    • Does it require and mention prerequisites?
    • Does the phrasing set a collaborative tone or sense of common purpose? e.g., “We will explore...”
    • Are learning objectives stated? e.g., “You will be able to…” “Students will learn…”
    • Does it refer students to the course website, or Internet sources for further detail?
  • Does your syllabus establish a clear contract between you and your students?
    • Does it provide a means of contact (phone; email etc.)?
    • Does it make clear promises regarding due dates, readings, and office hours?
    • Does it establish clear expectations for course blogs, chat rooms or the course website?
    • Does it make grading policies explicit—e.g., 20% for X; 40% for Y (or something else)?
    • Does your syllabus make provisions for writing and assignment preparation: pre-paper conferences, review sessions with you or TFs, etc?

Framing Modules by Putting Assignments First

While the aforementioned list of syllabus functions will seem familiar to most instructors and students, there are some ways in which we would encourage you to make your syllabus a bit unconventional, so as to distinguish it from a mere "schedule. " For students (and instructors, too) the syllabus's important role as a schedule can obscure its equally important role in communicating the course's learning objectives.

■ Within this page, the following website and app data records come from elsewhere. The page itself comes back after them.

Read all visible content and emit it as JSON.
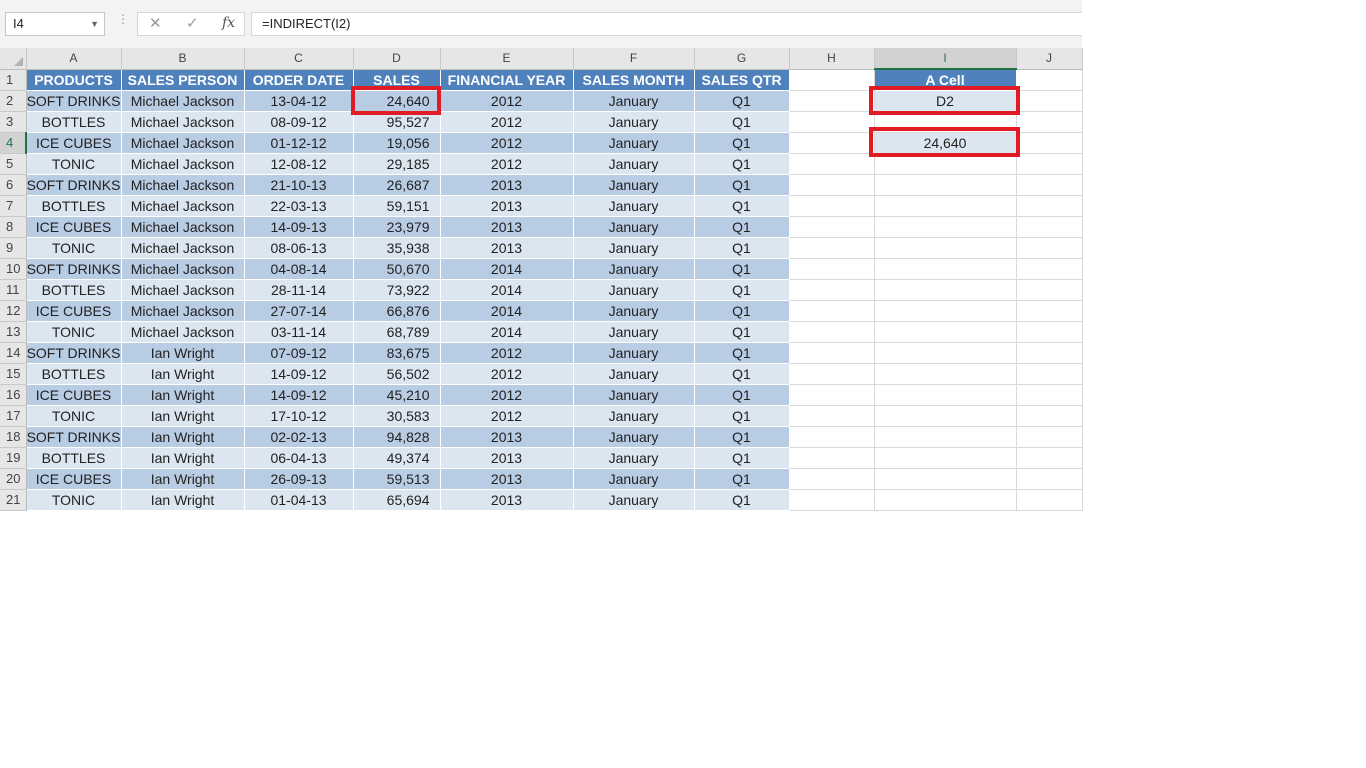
{
  "formula_bar": {
    "name_box": "I4",
    "cancel_icon": "✕",
    "enter_icon": "✓",
    "fx_label": "fx",
    "formula": "=INDIRECT(I2)"
  },
  "columns": [
    "A",
    "B",
    "C",
    "D",
    "E",
    "F",
    "G",
    "H",
    "I",
    "J"
  ],
  "headers": {
    "A": "PRODUCTS",
    "B": "SALES PERSON",
    "C": "ORDER DATE",
    "D": "SALES",
    "E": "FINANCIAL YEAR",
    "F": "SALES MONTH",
    "G": "SALES QTR",
    "I": "A Cell"
  },
  "rows": [
    [
      "SOFT DRINKS",
      "Michael Jackson",
      "13-04-12",
      "24,640",
      "2012",
      "January",
      "Q1"
    ],
    [
      "BOTTLES",
      "Michael Jackson",
      "08-09-12",
      "95,527",
      "2012",
      "January",
      "Q1"
    ],
    [
      "ICE CUBES",
      "Michael Jackson",
      "01-12-12",
      "19,056",
      "2012",
      "January",
      "Q1"
    ],
    [
      "TONIC",
      "Michael Jackson",
      "12-08-12",
      "29,185",
      "2012",
      "January",
      "Q1"
    ],
    [
      "SOFT DRINKS",
      "Michael Jackson",
      "21-10-13",
      "26,687",
      "2013",
      "January",
      "Q1"
    ],
    [
      "BOTTLES",
      "Michael Jackson",
      "22-03-13",
      "59,151",
      "2013",
      "January",
      "Q1"
    ],
    [
      "ICE CUBES",
      "Michael Jackson",
      "14-09-13",
      "23,979",
      "2013",
      "January",
      "Q1"
    ],
    [
      "TONIC",
      "Michael Jackson",
      "08-06-13",
      "35,938",
      "2013",
      "January",
      "Q1"
    ],
    [
      "SOFT DRINKS",
      "Michael Jackson",
      "04-08-14",
      "50,670",
      "2014",
      "January",
      "Q1"
    ],
    [
      "BOTTLES",
      "Michael Jackson",
      "28-11-14",
      "73,922",
      "2014",
      "January",
      "Q1"
    ],
    [
      "ICE CUBES",
      "Michael Jackson",
      "27-07-14",
      "66,876",
      "2014",
      "January",
      "Q1"
    ],
    [
      "TONIC",
      "Michael Jackson",
      "03-11-14",
      "68,789",
      "2014",
      "January",
      "Q1"
    ],
    [
      "SOFT DRINKS",
      "Ian Wright",
      "07-09-12",
      "83,675",
      "2012",
      "January",
      "Q1"
    ],
    [
      "BOTTLES",
      "Ian Wright",
      "14-09-12",
      "56,502",
      "2012",
      "January",
      "Q1"
    ],
    [
      "ICE CUBES",
      "Ian Wright",
      "14-09-12",
      "45,210",
      "2012",
      "January",
      "Q1"
    ],
    [
      "TONIC",
      "Ian Wright",
      "17-10-12",
      "30,583",
      "2012",
      "January",
      "Q1"
    ],
    [
      "SOFT DRINKS",
      "Ian Wright",
      "02-02-13",
      "94,828",
      "2013",
      "January",
      "Q1"
    ],
    [
      "BOTTLES",
      "Ian Wright",
      "06-04-13",
      "49,374",
      "2013",
      "January",
      "Q1"
    ],
    [
      "ICE CUBES",
      "Ian Wright",
      "26-09-13",
      "59,513",
      "2013",
      "January",
      "Q1"
    ],
    [
      "TONIC",
      "Ian Wright",
      "01-04-13",
      "65,694",
      "2013",
      "January",
      "Q1"
    ]
  ],
  "i_column": {
    "I2": "D2",
    "I4": "24,640"
  },
  "selected_cell": "I4",
  "colors": {
    "header_fill": "#4f81bd",
    "band_dark": "#b8cce4",
    "band_light": "#dce6f1",
    "highlight": "#e01b24",
    "excel_green": "#217346"
  }
}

A good syllabus will illustrate "the overall pattern of the course so a course does not feel like disjoined assignments and activities" and will help students "feel that the course strategies have been designed to help them reach their goals, rather than merely as busywork" (Slattery and Carlson 2005, 159).

At the Bok Center we suggest you layout your syllabus in a way that will highlight the design of your course to motivate and guide your students.  We recommend:

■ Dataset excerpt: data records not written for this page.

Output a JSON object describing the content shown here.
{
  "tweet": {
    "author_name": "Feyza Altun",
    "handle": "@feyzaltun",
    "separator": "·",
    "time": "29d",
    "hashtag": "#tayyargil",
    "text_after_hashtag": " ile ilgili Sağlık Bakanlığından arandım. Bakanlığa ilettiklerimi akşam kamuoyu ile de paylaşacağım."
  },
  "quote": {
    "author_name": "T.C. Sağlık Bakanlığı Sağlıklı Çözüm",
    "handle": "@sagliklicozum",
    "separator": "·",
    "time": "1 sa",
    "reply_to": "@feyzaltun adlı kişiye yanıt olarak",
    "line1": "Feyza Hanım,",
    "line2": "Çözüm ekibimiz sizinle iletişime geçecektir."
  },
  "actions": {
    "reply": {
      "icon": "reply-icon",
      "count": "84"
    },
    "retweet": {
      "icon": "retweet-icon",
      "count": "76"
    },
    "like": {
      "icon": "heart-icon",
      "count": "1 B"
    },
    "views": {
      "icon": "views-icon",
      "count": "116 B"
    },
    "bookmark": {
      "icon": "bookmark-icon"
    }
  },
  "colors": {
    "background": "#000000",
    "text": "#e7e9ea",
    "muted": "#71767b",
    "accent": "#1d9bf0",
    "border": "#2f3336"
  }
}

  • "Front-loading" assignments. Well designed assignments should make your course goals clear, demonstrating to students what they will know and be able to do by the end of the course.  Assignments should scaffold to help students build the knowledge, skills, and practice to be successful. Instructors typically list assignments/exams at the ends of modules, when they are due; but by placing the culminating assignment upfront, you motivate students and help them understand the purpose of the work they are being asked to do right from the beginning of the syllabus.  We suggest putting a description of your final assignment immediately after your course description. We recommend putting descriptions of the culminating assignment for each module at the beginning of the module. In a paragraph describe how each students’ mastery will be tested at the end of this unit. Doing so emphasizes the fact that the content—readings and lectures—of each module are meant to prepare them to be able to do something—which can be a great motivator.  It also makes the students even more aware of how intentionally the course is designed to scaffold their learning.
  • Framing language. A well designed course should be broken into modules.  These modules may build to a final point or taken together these units may allow students to fulfill your learning goals.  Before the description of each module’s culminating assignment, you should include a description of the module. What is the theme or preoccupation of this chunk of the course?  How is it preparing students for the subsequent unit(s)? How does it relate to the goals of your course?

Providing this framing language, in addition to front-loading the assignments, makes it more transparent to students why they are doing what they are doing, at the times they are being asked to do it—a powerful motivator.  It makes it clear what a student needs to do to meet the course objects, helping them take ownership of their learning.

A Final Syllabus Check Up

  • Does the order or logic of the semester still coordinate well with your course description?
  • Are the sections or elements linked to one another, or steps that follow one another logically?
  • Can the elements be posed as questions that follow in a coherent sequence (at least for you)?
  • Is the pacing reasonable? Can your students really read X pages a week (or less during exams)?
  • Are there built in moments of review?
  • Have you checked due dates against the university calendar: vacations/days of religious observance?